Word for word, copy out every line of the records, omitting each picture.
● ● ● ● ● ● ●
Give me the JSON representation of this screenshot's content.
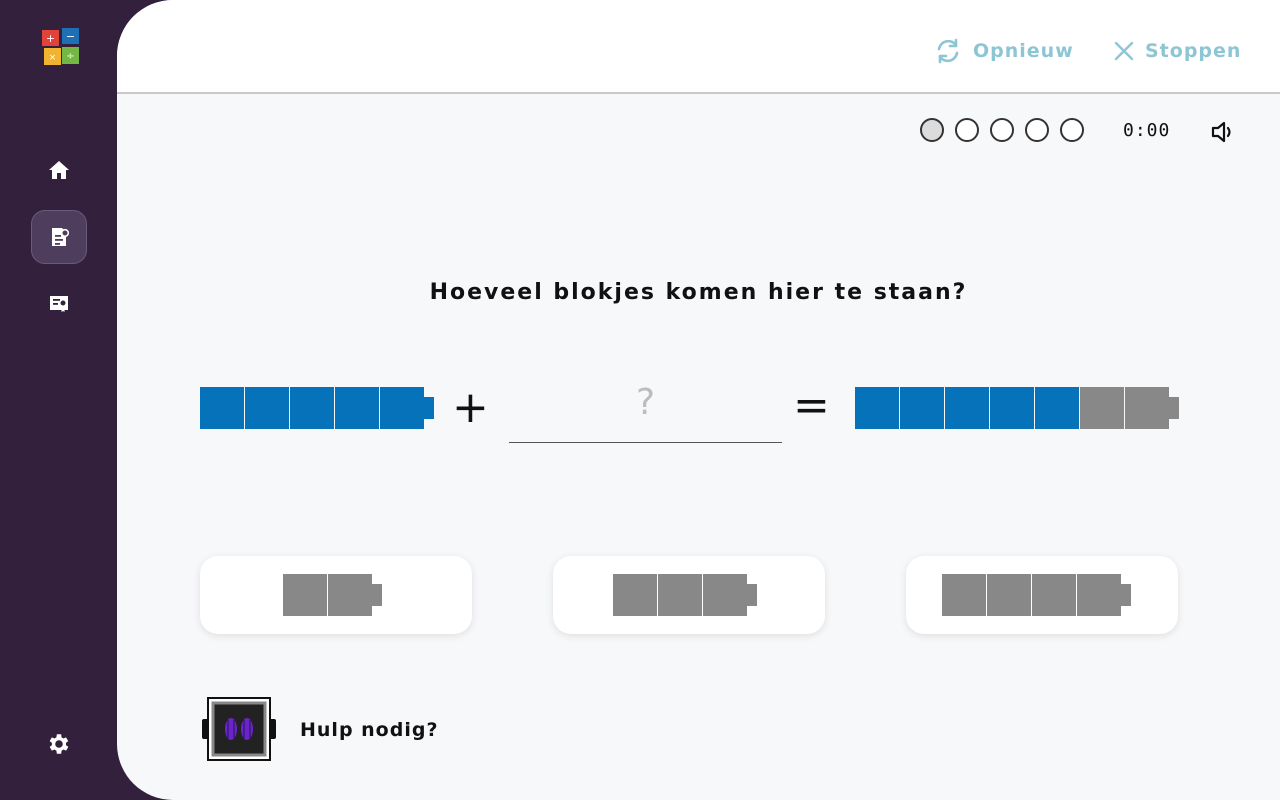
{
  "app": {
    "logo_glyphs": [
      "+",
      "−",
      "×",
      "÷"
    ]
  },
  "sidebar": {
    "items": [
      {
        "icon": "home-icon",
        "active": false
      },
      {
        "icon": "exercise-icon",
        "active": true
      },
      {
        "icon": "certificate-icon",
        "active": false
      }
    ],
    "settings_icon": "gear-icon"
  },
  "header": {
    "restart_label": "Opnieuw",
    "stop_label": "Stoppen",
    "accent_color": "#8ec5d4"
  },
  "status": {
    "progress_total": 5,
    "progress_current": 1,
    "timer": "0:00",
    "sound_icon": "speaker-icon"
  },
  "exercise": {
    "question": "Hoeveel blokjes komen hier te staan?",
    "plus": "+",
    "equals": "=",
    "placeholder": "?",
    "left_blocks": 5,
    "result_blue_blocks": 5,
    "result_gray_blocks": 2,
    "blue_color": "#0572b9",
    "gray_color": "#888888"
  },
  "options": [
    {
      "blocks": 2
    },
    {
      "blocks": 3
    },
    {
      "blocks": 4
    }
  ],
  "help": {
    "label": "Hulp nodig?"
  }
}
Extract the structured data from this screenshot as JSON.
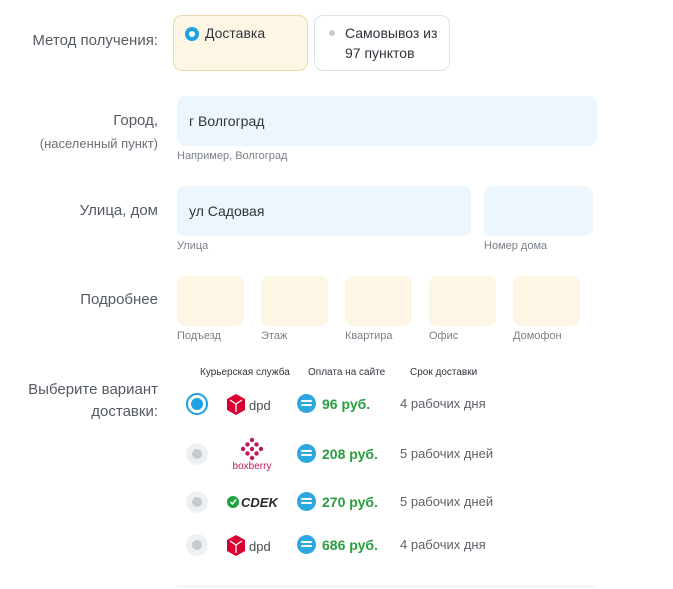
{
  "method": {
    "label": "Метод получения:",
    "delivery_label": "Доставка",
    "pickup_line1": "Самовывоз из",
    "pickup_line2": "97 пунктов"
  },
  "city": {
    "label": "Город,",
    "sublabel": "(населенный пункт)",
    "value": "г Волгоград",
    "hint": "Например, Волгоград"
  },
  "street": {
    "label": "Улица, дом",
    "value": "ул Садовая",
    "hint_street": "Улица",
    "house_value": "",
    "hint_house": "Номер дома"
  },
  "details": {
    "label": "Подробнее",
    "fields": [
      {
        "value": "",
        "hint": "Подъезд"
      },
      {
        "value": "",
        "hint": "Этаж"
      },
      {
        "value": "",
        "hint": "Квартира"
      },
      {
        "value": "",
        "hint": "Офис"
      },
      {
        "value": "",
        "hint": "Домофон"
      }
    ]
  },
  "shipping": {
    "label_line1": "Выберите вариант",
    "label_line2": "доставки:",
    "headers": {
      "courier": "Курьерская служба",
      "payment": "Оплата на сайте",
      "term": "Срок доставки"
    },
    "options": [
      {
        "courier": "dpd",
        "price": "96 руб.",
        "term": "4 рабочих дня",
        "selected": true
      },
      {
        "courier": "boxberry",
        "price": "208 руб.",
        "term": "5 рабочих дней",
        "selected": false
      },
      {
        "courier": "CDEK",
        "price": "270 руб.",
        "term": "5 рабочих дней",
        "selected": false
      },
      {
        "courier": "dpd",
        "price": "686 руб.",
        "term": "4 рабочих дня",
        "selected": false
      }
    ]
  },
  "colors": {
    "accent": "#1aa3e0",
    "price_green": "#2a9d3e",
    "dpd_red": "#dc0032",
    "boxberry_red": "#c2185b",
    "cdek_green": "#1fa340"
  }
}
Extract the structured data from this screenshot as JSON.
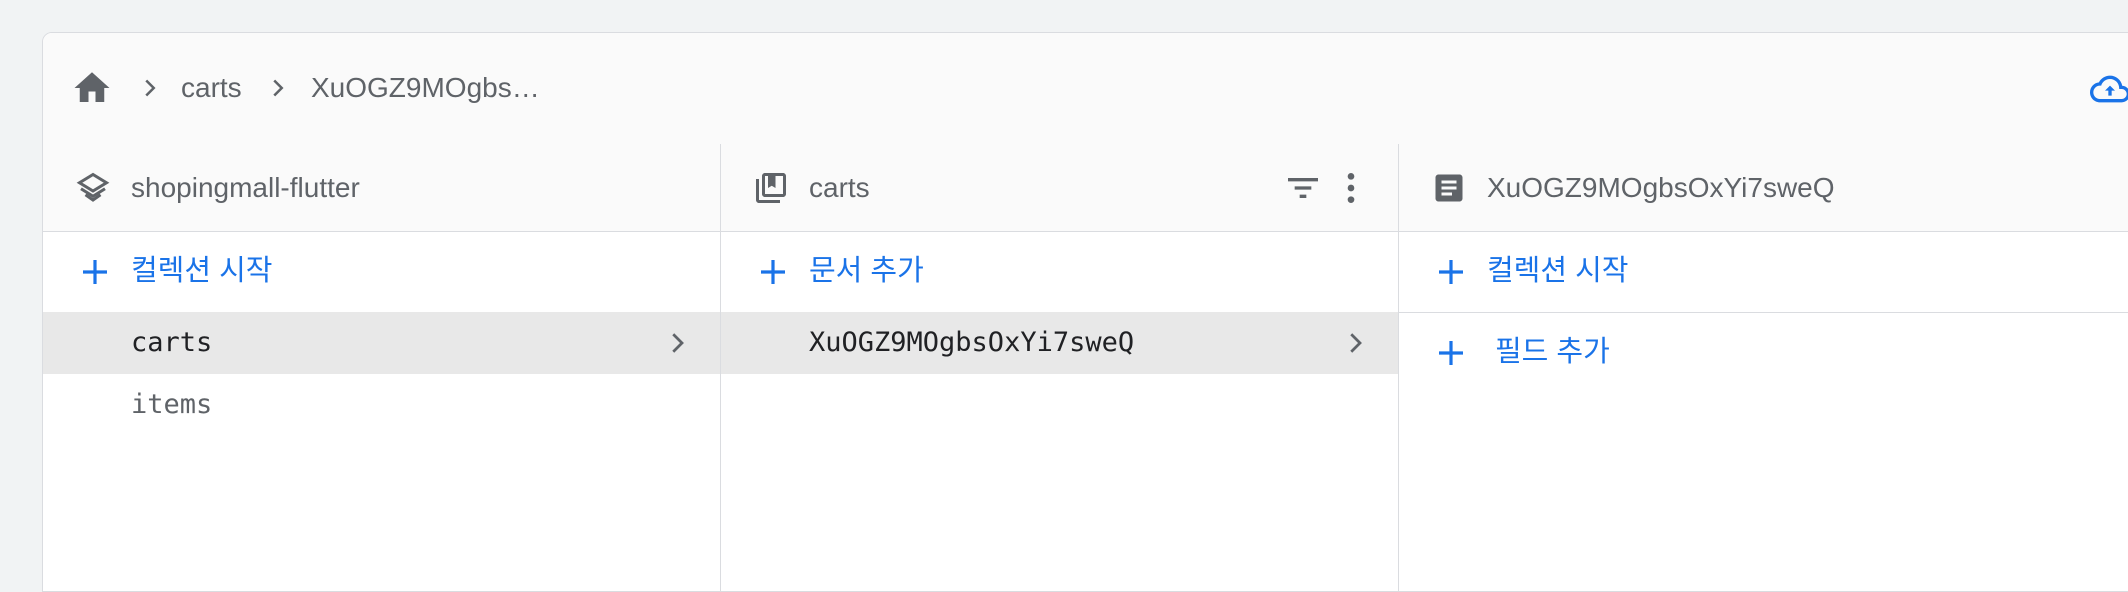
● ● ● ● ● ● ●
*Expected answer*:
Give me the JSON representation of this screenshot's content.
{
  "app": {
    "logo_glyphs": [
      "+",
      "−",
      "×",
      "÷"
    ]
  },
  "sidebar": {
    "items": [
      {
        "icon": "home-icon",
        "active": false
      },
      {
        "icon": "exercise-icon",
        "active": true
      },
      {
        "icon": "certificate-icon",
        "active": false
      }
    ],
    "settings_icon": "gear-icon"
  },
  "header": {
    "restart_label": "Opnieuw",
    "stop_label": "Stoppen",
    "accent_color": "#8ec5d4"
  },
  "status": {
    "progress_total": 5,
    "progress_current": 1,
    "timer": "0:00",
    "sound_icon": "speaker-icon"
  },
  "exercise": {
    "question": "Hoeveel blokjes komen hier te staan?",
    "plus": "+",
    "equals": "=",
    "placeholder": "?",
    "left_blocks": 5,
    "result_blue_blocks": 5,
    "result_gray_blocks": 2,
    "blue_color": "#0572b9",
    "gray_color": "#888888"
  },
  "options": [
    {
      "blocks": 2
    },
    {
      "blocks": 3
    },
    {
      "blocks": 4
    }
  ],
  "help": {
    "label": "Hulp nodig?"
  }
}
Extract the structured data from this screenshot as JSON.
{
  "method": {
    "label": "Метод получения:",
    "delivery_label": "Доставка",
    "pickup_line1": "Самовывоз из",
    "pickup_line2": "97 пунктов"
  },
  "city": {
    "label": "Город,",
    "sublabel": "(населенный пункт)",
    "value": "г Волгоград",
    "hint": "Например, Волгоград"
  },
  "street": {
    "label": "Улица, дом",
    "value": "ул Садовая",
    "hint_street": "Улица",
    "house_value": "",
    "hint_house": "Номер дома"
  },
  "details": {
    "label": "Подробнее",
    "fields": [
      {
        "value": "",
        "hint": "Подъезд"
      },
      {
        "value": "",
        "hint": "Этаж"
      },
      {
        "value": "",
        "hint": "Квартира"
      },
      {
        "value": "",
        "hint": "Офис"
      },
      {
        "value": "",
        "hint": "Домофон"
      }
    ]
  },
  "shipping": {
    "label_line1": "Выберите вариант",
    "label_line2": "доставки:",
    "headers": {
      "courier": "Курьерская служба",
      "payment": "Оплата на сайте",
      "term": "Срок доставки"
    },
    "options": [
      {
        "courier": "dpd",
        "price": "96 руб.",
        "term": "4 рабочих дня",
        "selected": true
      },
      {
        "courier": "boxberry",
        "price": "208 руб.",
        "term": "5 рабочих дней",
        "selected": false
      },
      {
        "courier": "CDEK",
        "price": "270 руб.",
        "term": "5 рабочих дней",
        "selected": false
      },
      {
        "courier": "dpd",
        "price": "686 руб.",
        "term": "4 рабочих дня",
        "selected": false
      }
    ]
  },
  "colors": {
    "accent": "#1aa3e0",
    "price_green": "#2a9d3e",
    "dpd_red": "#dc0032",
    "boxberry_red": "#c2185b",
    "cdek_green": "#1fa340"
  }
}
Extract the structured data from this screenshot as JSON.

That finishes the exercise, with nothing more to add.